[App and web page records]
•••••
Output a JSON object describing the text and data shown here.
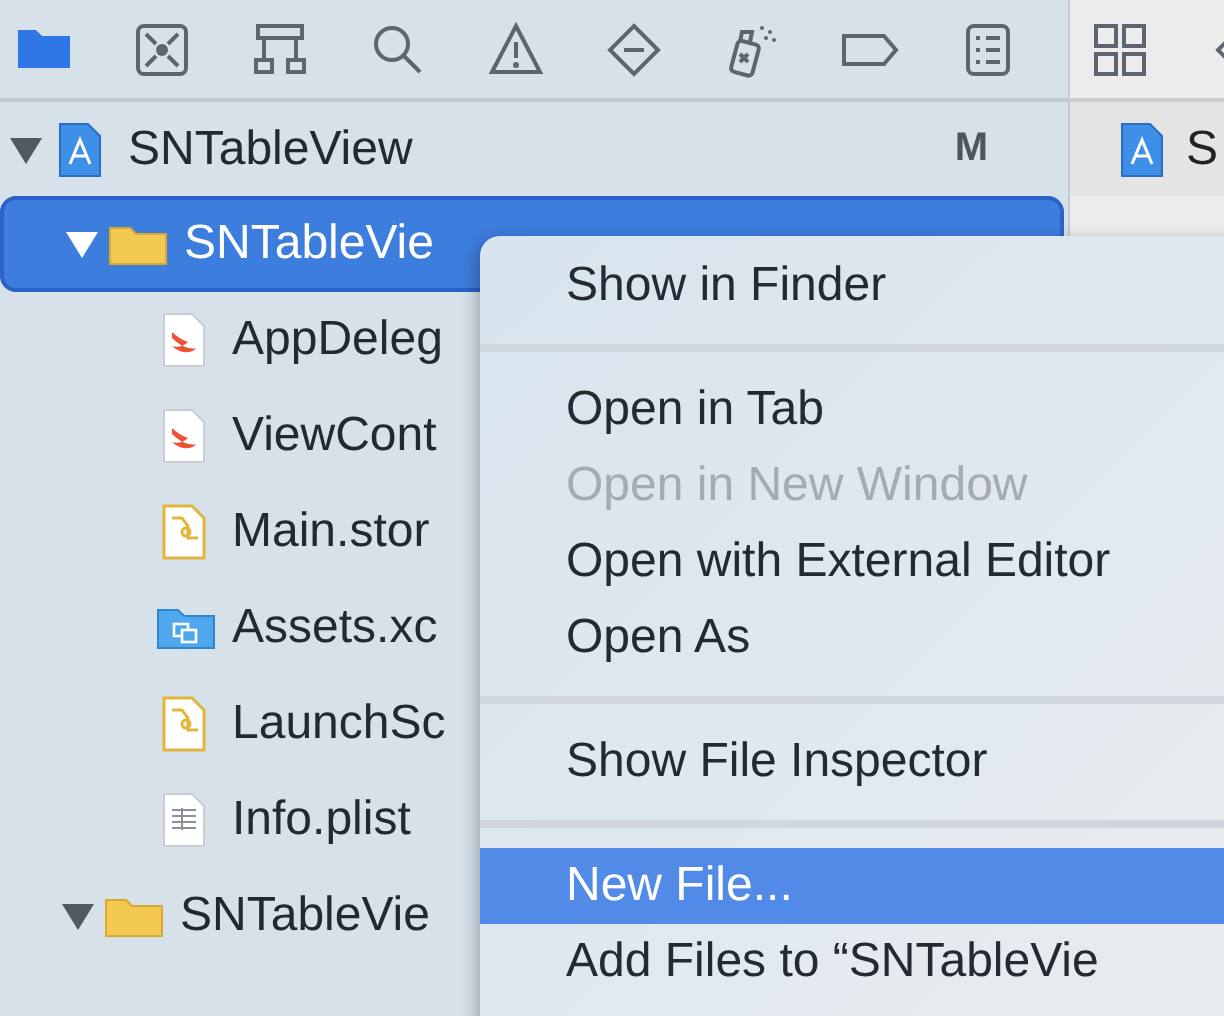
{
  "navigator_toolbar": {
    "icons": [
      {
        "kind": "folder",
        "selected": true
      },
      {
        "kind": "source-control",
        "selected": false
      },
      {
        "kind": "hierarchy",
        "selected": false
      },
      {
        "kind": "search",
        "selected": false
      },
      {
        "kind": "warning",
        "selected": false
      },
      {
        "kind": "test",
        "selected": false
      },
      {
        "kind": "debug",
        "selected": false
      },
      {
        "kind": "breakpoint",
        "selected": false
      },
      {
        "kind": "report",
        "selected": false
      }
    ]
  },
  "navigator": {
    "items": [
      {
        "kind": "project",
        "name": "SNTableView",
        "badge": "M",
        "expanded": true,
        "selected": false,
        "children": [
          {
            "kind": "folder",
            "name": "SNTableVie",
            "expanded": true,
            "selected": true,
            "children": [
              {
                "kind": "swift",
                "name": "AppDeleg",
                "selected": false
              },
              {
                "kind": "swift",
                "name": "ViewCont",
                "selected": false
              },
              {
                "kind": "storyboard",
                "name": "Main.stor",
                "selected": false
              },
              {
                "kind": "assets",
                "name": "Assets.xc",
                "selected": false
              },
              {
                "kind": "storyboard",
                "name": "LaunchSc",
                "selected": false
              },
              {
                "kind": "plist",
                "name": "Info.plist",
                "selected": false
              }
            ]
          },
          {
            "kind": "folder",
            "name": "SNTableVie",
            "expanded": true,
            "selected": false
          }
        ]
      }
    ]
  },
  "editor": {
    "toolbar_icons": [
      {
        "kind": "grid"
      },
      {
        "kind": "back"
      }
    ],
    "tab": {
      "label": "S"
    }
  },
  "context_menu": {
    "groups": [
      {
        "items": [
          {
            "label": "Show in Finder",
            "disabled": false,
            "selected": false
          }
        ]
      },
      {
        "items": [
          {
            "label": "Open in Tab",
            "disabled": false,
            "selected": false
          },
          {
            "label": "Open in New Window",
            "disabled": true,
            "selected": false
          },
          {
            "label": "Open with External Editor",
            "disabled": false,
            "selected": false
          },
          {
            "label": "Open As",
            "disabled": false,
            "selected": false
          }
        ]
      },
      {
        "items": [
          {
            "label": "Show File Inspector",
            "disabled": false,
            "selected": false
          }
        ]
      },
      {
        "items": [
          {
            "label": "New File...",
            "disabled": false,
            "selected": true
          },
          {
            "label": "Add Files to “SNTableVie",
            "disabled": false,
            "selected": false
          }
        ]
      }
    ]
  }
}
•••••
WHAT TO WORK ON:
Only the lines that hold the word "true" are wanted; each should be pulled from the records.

ANSWER TO THIS TASK:
        "selected": true
        "expanded": true,
            "expanded": true,
            "selected": true,
            "expanded": true,
            "disabled": true,
            "selected": true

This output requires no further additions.